Another week has passed with more and not quite so interesting stuff coming on my way. The first week I've done much more than just filed over and over again. This time filing was a small part of the whole week.
Fire was a big part of this week to harden and temper some steel. Sharpening stone was a tool needed to make the latter done as without a smooth surface it's pretty hard to see the color. It was needed for it's actual purpose to sharpen as well. Bench grinder, a new friend of mine, I will come to talk more later on in this journal. Grinding stone was used as well with it's lovely layer of water and no danger to my fingers at all. The speed was so slow it was impossible to do any harm to any body parts of mine. Standing drill has been used and discussed before in my last journal entry, so no more talk about it. The lathe, which is absolutely fun to use, is what I'll be doing next week and screw up some more pieces.
The machines brought something else with them. Protective gear that one should use with the tools. My two favorites are eye protection, and it already got used as there is a pretty interesting scratch in the shape of a V on one lens, and hearing protection. Stay by the bench grinder for long enough and your ears go numb especially when someone else doing there stuff on the second one next you. Thank you and I'll gladly welcome these two important tools to my bag of tricks.
Surprisingly enough the title isn't directed to the sharpening stone nor the grinding stone. The bench grinder was used for this task instead. A "dull" drill bit needed to be ground into a sharp one and at the same time the angles and everything had to be just right. In total three bits had to be sharpened, each of a different size, and it took me about 5 hours to accomplish this. Most of this time was spend in front of the lovely bench grinder and metal dust all over my fingers(and according to my class mates on my nose). Two bits were ground into nothing as I kept doing something wrong. Stupidly, it's all because of my own mistake and I cannot blame anyone else for it. Once I had gotten the hang of it the last bit was sharpened in less than a minute. The other ones took longer as I kept trying to correct the position of the drill bit without realizing the issue was in something else. This issue made the result of the right position seem from and I just didn't see this at all. Lesson learned and now I should be able to get them sharpened with little more speed than this time.
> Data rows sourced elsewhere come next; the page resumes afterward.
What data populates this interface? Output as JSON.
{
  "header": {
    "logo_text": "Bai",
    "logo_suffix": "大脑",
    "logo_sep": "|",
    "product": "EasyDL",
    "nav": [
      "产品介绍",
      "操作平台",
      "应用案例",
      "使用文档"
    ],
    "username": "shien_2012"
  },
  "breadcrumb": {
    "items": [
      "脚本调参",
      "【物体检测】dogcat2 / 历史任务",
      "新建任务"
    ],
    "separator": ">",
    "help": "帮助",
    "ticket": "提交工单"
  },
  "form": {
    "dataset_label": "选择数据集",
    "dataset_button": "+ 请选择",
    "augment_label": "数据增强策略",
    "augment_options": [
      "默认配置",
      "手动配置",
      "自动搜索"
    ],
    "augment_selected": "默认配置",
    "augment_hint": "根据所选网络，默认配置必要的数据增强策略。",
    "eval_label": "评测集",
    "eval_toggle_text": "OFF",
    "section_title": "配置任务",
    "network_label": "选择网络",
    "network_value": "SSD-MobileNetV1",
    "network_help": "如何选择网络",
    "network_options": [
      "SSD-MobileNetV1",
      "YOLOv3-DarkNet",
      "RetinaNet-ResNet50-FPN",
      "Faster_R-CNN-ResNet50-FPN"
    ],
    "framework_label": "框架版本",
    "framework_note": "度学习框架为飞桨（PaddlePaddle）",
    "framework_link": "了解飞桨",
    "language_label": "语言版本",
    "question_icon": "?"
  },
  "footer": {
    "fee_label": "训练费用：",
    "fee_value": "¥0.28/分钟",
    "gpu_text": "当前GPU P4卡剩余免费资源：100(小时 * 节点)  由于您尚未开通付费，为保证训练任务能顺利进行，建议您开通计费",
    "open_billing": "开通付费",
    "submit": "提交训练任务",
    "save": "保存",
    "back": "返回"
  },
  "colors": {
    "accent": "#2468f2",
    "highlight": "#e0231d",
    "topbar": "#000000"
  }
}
Time to stop writing or no ones going to read this journal. Look forward to talk about something much smaller, which oddly enough seems to be so far easier than the last tool I had to make.
Listening to: Mechanical Keyboard
Playing: The Last of Us